March 27, 2008 in Business

Business in brief: Ad firm will pay to settle bias suit

The Spokesman-Review

A small Spokane advertising firm will pay a former employee $53,000 to settle a lawsuit claiming she was fired and replaced for being pregnant, the U.S. Equal Employment Opportunity Commission announced Wednesday.

Commission attorneys filed suit in federal court last year on behalf of Andreah Weitz, a worker at BHW1 who alleged her male manager replaced her with a less qualified freelance worker because of her pregnancy, according to a news release.

The settlement, finalized Tuesday, also calls for BHW1 managers to be trained about employment discrimination, said Bill Tamayo, a regional attorney for the commission.

Charged with enforcing federal employment discrimination laws, the commission sued seeking monetary damages after BHW1 denied Weitz’s initial claim for $50,000.

The commission late last year settled a separate case against Spokane manufacturing firm Cables Inc., Tamayo said. That case also alleged employer discrimination over firing of a pregnant employee.

– Parker Howell

Washington 31st in economic study

Washington state ranked 31st in a new study that looks at economic competitiveness and state economic development policies.

Produced through the American Legislative Exchange Council, the new report was authored by economist Arthur Laffer and Wall Street Journal writer Stephen Moore.

Washington’s overall score was affected by its relatively high sales tax system, recently enacted tax increases, inheritance tax, forced unionism, and the highest minimum wage of any state in the country.

Its business-climate advantages, the report said, included the absence of personal income tax and low worker’s compensation costs.

Idaho ranked ninth in the survey. Utah ranked first, Vermont was 50th.

The complete book that includes the rankings and methods used is online at; each state can be downloaded individually.

Tom Sowa


Boeing protest contested

Northrop Grumman Corp. filed a motion Wednesday to dismiss the bulk of Boeing Co.’s protest of a $35 billion Air Force contract awarded to Northrop and European Aeronautic Defence and Space Co.

Los Angeles-based Northrop asked the Government Accountability Office to dismiss significant chunks of what it called Boeing’s “PR-plated” protest, which was filed on March 11.

The GAO has 100 days from that date to issue a decision. Northrop’s request is not expected to delay that process.

In a statement, Northrop said it wants to “clear the air and afford the GAO the opportunity to do its job without distraction.”

Northrop argues in its filing that many of Boeing’s claims to the GAO come too late.

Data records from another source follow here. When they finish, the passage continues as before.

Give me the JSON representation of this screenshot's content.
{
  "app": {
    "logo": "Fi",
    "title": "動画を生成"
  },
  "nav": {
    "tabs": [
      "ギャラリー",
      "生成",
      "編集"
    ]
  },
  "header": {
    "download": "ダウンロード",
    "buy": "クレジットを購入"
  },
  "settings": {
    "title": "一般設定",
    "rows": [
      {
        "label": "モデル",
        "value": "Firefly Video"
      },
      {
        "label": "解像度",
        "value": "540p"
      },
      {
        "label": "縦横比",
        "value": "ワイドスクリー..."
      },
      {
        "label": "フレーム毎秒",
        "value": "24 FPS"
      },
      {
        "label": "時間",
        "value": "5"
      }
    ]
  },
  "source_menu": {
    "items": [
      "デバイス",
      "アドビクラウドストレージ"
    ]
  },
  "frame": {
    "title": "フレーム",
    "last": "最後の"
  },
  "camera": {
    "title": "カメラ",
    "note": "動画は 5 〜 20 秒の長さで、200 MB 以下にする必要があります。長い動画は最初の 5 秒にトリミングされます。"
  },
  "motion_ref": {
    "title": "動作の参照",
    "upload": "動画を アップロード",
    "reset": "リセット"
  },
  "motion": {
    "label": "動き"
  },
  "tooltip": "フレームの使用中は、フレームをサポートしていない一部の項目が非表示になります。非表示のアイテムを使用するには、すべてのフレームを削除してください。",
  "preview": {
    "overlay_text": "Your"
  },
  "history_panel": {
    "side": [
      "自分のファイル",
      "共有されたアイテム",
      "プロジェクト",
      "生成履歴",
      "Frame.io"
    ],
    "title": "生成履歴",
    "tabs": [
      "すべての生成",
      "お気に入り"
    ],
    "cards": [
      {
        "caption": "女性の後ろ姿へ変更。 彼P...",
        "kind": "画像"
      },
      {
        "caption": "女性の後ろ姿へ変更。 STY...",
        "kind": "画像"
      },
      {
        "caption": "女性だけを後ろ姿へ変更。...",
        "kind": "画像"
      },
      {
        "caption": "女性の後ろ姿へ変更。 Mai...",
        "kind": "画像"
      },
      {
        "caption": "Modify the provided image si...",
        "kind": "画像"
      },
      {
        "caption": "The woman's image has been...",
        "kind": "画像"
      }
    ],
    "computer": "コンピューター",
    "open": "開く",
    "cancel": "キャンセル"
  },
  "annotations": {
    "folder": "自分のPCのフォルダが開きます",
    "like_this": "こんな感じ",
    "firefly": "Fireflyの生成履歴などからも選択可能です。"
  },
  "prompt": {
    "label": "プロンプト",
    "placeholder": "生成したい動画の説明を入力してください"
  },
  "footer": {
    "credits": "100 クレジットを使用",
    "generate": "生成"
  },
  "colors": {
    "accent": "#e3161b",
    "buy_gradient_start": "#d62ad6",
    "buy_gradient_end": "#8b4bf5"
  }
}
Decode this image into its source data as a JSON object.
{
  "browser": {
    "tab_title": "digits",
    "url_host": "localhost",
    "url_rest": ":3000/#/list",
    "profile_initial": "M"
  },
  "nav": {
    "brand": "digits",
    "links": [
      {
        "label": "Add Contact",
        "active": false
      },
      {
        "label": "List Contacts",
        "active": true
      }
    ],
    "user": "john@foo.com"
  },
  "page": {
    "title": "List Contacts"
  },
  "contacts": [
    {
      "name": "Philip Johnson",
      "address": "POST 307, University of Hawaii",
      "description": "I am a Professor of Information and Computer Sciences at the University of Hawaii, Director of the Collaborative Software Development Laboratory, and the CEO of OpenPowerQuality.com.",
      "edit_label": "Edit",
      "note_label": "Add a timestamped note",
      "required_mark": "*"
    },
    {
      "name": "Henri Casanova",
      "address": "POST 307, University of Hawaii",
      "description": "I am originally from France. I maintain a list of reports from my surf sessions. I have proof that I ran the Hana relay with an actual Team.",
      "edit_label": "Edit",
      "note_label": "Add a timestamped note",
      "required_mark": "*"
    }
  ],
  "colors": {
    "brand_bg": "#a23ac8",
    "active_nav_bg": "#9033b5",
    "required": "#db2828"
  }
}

Northrop says Boeing should have raised these concerns with the Air Force before submitting its final tanker proposal.

Associated Press

Thoughts and opinions on this story? Click here to comment >>

Get stories like this in a free daily email